Also, I was worried it wouldn’t all fit in my ice cream maker (I have a Hamilton Beach inexpensive one). So I halved the recipe. Turns out it would have fit fine! Based on what I put in the freezer for 1/2 a recipe, I suspect a full recipe would have made between 5-6 cups of ice cream.
Also, the combo of the maple and honey was almost caramel like!
Do you think to make a chocolate version with cocoa you should eliminate the arrowroot powder?
Thanks for this recipe! It is my new go-to ice cream recipe!!!
Hi Colleen B,. I am so glad you enjoyed the recipe! I think I’d probably try it with the Arrowroot first, but if you do try it, please let us know how it turns out as I haven’t done a chocolate version yet.

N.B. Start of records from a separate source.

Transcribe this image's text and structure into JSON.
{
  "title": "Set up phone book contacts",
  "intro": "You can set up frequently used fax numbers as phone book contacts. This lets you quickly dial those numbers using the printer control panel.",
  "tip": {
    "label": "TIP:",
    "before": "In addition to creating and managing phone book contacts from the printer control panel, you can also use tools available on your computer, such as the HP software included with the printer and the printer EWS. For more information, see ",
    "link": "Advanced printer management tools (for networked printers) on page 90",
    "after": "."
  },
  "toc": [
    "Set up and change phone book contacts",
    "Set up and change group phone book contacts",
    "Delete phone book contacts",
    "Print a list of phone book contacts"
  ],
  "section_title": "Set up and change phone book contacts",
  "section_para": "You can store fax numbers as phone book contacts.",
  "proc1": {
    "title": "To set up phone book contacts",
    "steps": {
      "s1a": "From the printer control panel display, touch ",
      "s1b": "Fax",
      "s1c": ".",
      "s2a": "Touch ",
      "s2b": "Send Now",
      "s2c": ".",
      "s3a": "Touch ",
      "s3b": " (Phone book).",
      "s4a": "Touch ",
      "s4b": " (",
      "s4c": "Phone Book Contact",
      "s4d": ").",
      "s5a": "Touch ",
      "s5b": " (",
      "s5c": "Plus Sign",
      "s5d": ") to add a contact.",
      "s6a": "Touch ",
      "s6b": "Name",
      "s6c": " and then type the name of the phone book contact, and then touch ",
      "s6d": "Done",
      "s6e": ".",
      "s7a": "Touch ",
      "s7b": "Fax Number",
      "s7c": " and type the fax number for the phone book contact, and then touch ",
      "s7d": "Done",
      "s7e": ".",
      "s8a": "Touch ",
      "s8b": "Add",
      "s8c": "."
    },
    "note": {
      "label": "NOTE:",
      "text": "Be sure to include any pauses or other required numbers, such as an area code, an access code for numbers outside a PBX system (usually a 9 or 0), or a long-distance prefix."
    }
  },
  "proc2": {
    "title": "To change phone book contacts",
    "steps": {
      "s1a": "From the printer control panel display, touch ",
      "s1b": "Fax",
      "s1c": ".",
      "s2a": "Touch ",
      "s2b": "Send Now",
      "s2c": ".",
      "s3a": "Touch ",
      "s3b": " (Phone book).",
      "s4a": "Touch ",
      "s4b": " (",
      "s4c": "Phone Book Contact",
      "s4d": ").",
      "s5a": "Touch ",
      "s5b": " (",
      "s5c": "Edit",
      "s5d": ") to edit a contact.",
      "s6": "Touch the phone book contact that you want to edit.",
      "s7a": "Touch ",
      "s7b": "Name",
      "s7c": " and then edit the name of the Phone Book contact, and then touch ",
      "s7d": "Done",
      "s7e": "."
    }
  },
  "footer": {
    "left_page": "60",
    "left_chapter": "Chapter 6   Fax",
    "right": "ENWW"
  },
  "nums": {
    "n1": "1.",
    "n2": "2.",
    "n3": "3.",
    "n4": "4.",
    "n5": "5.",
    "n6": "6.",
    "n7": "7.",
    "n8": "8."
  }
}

Just made this with 1/2c cocoa powder, subbed coconut sugar for the maple syrup, omitted the honey, arrowroot and vanilla bean, upped the salt to 1/2tsp and added a tbsp of Kahlua. Amazing. Have made the vanilla version several times too with great success. This is my go-to for ice cream recipes. Thank you!!!
To the egg yolk fearers, Dr Mercola has some great info on this… We have eaten 8 raw local organic eggs in a chocolate smoothie (banana sweetened) every morning for past 2 years. It funny because my dad used to make awesome milk shakes w raw eggs when I was little and he has completely forgotten you could do that! Serious indoctrination with the eggs now. But back then in 80s many grocery eggs were still local I think.
What is the awesome milk shake recipe!! 🙂
Hello. Very gracious for your recipe and explanation. I heard that giving the mixture a good agitation/stirring/folding while it’s setting in the freezer (2-3 times) will drastically reduce the hardness of the final product.
Great recipe…but what if I don’t want to use alcohol at all…what else would make the ice cream not freeze as hard as a rock?
Emily Bartlett says
Hi Diane, the reason the alcohol assists in making the ice cream softer is that alcohol has a lower freezing point than water does. Omitting it will mean harder, icier ice cream. Sugar also assists with this but adding more sugar may not achieve this either. Let us know if you come up with a good plan to do this alcohol0-free. xoxo Emily